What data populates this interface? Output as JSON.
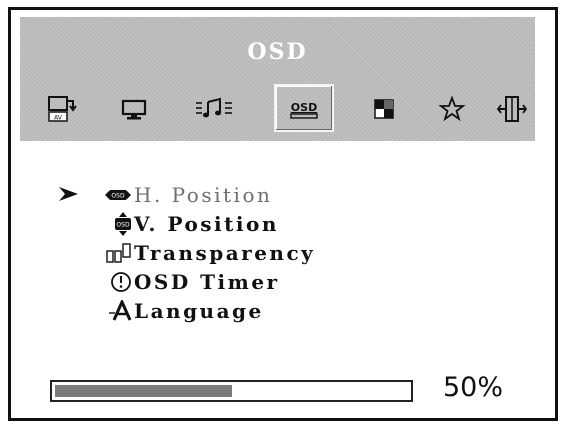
{
  "header": {
    "title": "OSD",
    "icons": [
      {
        "name": "input-source-icon"
      },
      {
        "name": "display-icon"
      },
      {
        "name": "audio-icon"
      },
      {
        "name": "osd-icon",
        "label": "OSD",
        "selected": true
      },
      {
        "name": "color-icon"
      },
      {
        "name": "favorite-icon"
      },
      {
        "name": "exit-icon"
      }
    ]
  },
  "menu": {
    "items": [
      {
        "label": "H. Position",
        "icon": "h-position-icon",
        "active": true
      },
      {
        "label": "V. Position",
        "icon": "v-position-icon"
      },
      {
        "label": "Transparency",
        "icon": "transparency-icon"
      },
      {
        "label": "OSD Timer",
        "icon": "timer-icon"
      },
      {
        "label": "Language",
        "icon": "language-icon"
      }
    ]
  },
  "adjustment": {
    "value_text": "50%",
    "value": 0.5
  }
}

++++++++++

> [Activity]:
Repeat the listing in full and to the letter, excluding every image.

> [Answer to this task]:
What data populates this interface? Output as JSON.
{
  "header": {
    "title": "OSD",
    "icons": [
      {
        "name": "input-source-icon"
      },
      {
        "name": "display-icon"
      },
      {
        "name": "audio-icon"
      },
      {
        "name": "osd-icon",
        "label": "OSD",
        "selected": true
      },
      {
        "name": "color-icon"
      },
      {
        "name": "favorite-icon"
      },
      {
        "name": "exit-icon"
      }
    ]
  },
  "menu": {
    "items": [
      {
        "label": "H. Position",
        "icon": "h-position-icon",
        "active": true
      },
      {
        "label": "V. Position",
        "icon": "v-position-icon"
      },
      {
        "label": "Transparency",
        "icon": "transparency-icon"
      },
      {
        "label": "OSD Timer",
        "icon": "timer-icon"
      },
      {
        "label": "Language",
        "icon": "language-icon"
      }
    ]
  },
  "adjustment": {
    "value_text": "50%",
    "value": 0.5
  }
}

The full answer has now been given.